Britt Smith-- Britt is pursuing a Ph.D. (started May 2014) in the Fire Ecology Lab. Britt earned a B.S. (2009) in Environmental Science at the University of Missouri – Kansas City. He earned an M.S. (2014) in Natural Resource Ecology & Management at Oklahoma State University, where he examined the influences of patch burning and grazing's influence on vegetation and grassland birds. He previously worked for the Wisconsin Department of Natural Resources as a wildlife technician on chronic wasting disease surveillance in white tailed deer and for the Southwest Wisconsin Grassland and Stream Conservation Area. His research interests center around fire, vegetation, and animal response in the Great Plains. He is currently working on the influences of prescribed fire and mechanical mesquite removal on insects and northern bobwhite quail in the Texas Rolling Plains. His other interests include botanizing, cycling, cats, indigenous knowledge and cultures, and art.




Heather Williams-- Heather is pursuing an M.S. (started June 2015) in the Fire Ecology Lab.  She earned a B.S. in Natural Resources Management with a focus in Conservation Science from TTU in December 2015.  Her research interests include aquatic ecology, entomology, restoration ecology, and river conservation. She is currently conducting a GCP-LCC funded study examining flow-recruitment relationships for young-of-year Guadalupe Bass on the North and South Llano River; and flow effects on growth throughout the Guadalupe Bass range in Central Texas. In her spare time, she enjoys fly fishing, backpacking, longbow archery, volunteering with the TTU prescribed fire crew, and spinning vinyl records. 




Christopher Owen-- Chris is a freshman Biology major originally from north central Texas.  He is sorting, cataloguing, and identifying ant samples from the Las Conchas Wildfire and is assisting Jonathan Knudsen in his M.S. thesis work.  In his free time, he plays disc golf and mountain climbing.  He has climbed both the highest point in New Mexico and the Rocky Mountains-- Wheeler Peak and Mt. Elbert, respectively.  Upon graduation, he plans to attend medical school.

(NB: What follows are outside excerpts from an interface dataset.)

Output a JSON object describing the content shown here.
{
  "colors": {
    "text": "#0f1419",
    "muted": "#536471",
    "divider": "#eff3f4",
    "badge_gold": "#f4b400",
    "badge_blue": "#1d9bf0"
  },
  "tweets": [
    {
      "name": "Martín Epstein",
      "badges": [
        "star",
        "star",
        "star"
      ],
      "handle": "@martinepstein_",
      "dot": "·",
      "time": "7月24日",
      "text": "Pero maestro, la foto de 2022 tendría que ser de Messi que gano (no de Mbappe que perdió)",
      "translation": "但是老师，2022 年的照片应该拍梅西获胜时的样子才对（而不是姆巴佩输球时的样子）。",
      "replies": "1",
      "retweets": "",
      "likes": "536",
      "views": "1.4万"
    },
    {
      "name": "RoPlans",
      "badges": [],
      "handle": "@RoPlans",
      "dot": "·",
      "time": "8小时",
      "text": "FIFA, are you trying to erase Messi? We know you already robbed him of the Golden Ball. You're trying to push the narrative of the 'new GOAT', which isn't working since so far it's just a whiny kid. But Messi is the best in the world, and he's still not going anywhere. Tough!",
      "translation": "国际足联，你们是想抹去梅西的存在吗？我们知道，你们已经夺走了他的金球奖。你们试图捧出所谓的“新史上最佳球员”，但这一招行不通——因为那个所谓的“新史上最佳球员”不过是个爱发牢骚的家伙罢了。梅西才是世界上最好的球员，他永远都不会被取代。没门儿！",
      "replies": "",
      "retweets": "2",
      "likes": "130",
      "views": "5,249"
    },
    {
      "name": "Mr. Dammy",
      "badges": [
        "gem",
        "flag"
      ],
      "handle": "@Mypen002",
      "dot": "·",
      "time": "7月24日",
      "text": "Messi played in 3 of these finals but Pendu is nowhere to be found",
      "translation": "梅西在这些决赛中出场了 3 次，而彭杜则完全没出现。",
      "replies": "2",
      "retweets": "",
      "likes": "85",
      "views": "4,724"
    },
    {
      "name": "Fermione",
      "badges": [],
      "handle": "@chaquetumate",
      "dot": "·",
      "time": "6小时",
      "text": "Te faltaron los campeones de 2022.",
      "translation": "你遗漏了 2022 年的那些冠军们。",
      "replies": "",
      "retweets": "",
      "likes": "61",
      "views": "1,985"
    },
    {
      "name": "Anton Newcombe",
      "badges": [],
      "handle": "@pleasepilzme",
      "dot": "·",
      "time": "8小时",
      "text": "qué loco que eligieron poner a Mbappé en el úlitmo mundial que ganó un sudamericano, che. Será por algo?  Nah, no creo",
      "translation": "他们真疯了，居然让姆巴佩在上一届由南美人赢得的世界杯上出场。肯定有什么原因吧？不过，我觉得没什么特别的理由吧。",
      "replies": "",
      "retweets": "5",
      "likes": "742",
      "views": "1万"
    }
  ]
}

Interested in working in the Fire Ecology Lab?  Contact Dr. Verble-Pearson for more information.